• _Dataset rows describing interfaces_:
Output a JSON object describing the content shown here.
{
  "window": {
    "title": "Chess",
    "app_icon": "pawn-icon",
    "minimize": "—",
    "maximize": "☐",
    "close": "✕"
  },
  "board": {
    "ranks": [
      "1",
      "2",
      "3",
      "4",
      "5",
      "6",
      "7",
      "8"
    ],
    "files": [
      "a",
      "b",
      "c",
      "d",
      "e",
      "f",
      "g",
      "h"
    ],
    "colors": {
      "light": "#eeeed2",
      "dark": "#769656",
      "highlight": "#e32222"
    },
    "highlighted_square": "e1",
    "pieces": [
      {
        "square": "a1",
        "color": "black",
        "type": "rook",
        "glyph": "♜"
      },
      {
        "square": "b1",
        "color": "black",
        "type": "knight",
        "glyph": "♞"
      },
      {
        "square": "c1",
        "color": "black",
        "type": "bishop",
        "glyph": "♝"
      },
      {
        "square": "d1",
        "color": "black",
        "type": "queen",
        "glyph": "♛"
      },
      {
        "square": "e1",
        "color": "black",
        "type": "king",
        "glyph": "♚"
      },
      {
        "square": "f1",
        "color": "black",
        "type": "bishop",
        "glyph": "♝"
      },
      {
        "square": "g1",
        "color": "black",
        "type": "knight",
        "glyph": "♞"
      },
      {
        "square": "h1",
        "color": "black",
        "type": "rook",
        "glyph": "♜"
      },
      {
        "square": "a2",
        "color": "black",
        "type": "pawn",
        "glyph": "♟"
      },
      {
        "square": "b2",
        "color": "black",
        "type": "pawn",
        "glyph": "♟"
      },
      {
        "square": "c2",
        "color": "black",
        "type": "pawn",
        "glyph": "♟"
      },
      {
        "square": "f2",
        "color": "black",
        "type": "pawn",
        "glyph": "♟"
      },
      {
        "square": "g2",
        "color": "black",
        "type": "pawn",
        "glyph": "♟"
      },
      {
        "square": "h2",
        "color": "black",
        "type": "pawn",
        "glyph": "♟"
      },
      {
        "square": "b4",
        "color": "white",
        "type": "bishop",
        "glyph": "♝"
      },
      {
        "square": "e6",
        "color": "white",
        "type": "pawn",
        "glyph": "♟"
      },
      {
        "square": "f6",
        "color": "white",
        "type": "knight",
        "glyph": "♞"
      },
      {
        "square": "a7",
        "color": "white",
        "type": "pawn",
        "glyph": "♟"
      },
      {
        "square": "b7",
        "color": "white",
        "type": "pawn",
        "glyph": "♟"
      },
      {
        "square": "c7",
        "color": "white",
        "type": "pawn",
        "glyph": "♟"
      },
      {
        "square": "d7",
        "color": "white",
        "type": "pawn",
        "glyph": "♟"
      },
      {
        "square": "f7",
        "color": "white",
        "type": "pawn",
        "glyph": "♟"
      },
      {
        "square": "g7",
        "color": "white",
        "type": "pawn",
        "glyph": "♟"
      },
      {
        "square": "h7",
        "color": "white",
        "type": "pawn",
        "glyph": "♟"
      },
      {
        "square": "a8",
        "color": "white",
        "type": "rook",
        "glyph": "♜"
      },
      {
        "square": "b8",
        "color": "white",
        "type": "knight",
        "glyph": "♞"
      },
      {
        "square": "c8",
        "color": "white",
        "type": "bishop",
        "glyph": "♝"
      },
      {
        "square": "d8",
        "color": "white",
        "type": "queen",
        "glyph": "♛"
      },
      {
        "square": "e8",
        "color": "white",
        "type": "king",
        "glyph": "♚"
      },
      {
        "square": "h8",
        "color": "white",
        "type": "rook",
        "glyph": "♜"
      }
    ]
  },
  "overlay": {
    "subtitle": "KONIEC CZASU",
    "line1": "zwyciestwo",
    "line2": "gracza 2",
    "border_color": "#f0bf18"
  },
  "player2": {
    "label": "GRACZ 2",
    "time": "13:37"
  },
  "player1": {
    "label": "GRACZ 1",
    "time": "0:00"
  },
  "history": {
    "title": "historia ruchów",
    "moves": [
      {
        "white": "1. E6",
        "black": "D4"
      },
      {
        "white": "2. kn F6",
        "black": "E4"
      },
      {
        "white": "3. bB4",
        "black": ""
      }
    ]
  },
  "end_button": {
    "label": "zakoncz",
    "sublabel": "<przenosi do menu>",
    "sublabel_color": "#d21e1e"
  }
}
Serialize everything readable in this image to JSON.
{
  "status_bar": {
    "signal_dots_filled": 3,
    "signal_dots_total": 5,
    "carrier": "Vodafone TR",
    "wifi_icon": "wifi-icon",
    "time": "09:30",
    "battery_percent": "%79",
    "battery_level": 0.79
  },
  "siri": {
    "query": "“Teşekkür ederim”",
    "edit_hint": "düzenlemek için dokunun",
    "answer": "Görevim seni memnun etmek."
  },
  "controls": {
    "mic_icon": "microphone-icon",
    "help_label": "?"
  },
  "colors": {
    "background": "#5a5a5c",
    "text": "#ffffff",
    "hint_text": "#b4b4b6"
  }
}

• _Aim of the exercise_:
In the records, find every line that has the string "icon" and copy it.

• _Task solution_:
    "app_icon": "pawn-icon",
    "wifi_icon": "wifi-icon",
    "mic_icon": "microphone-icon",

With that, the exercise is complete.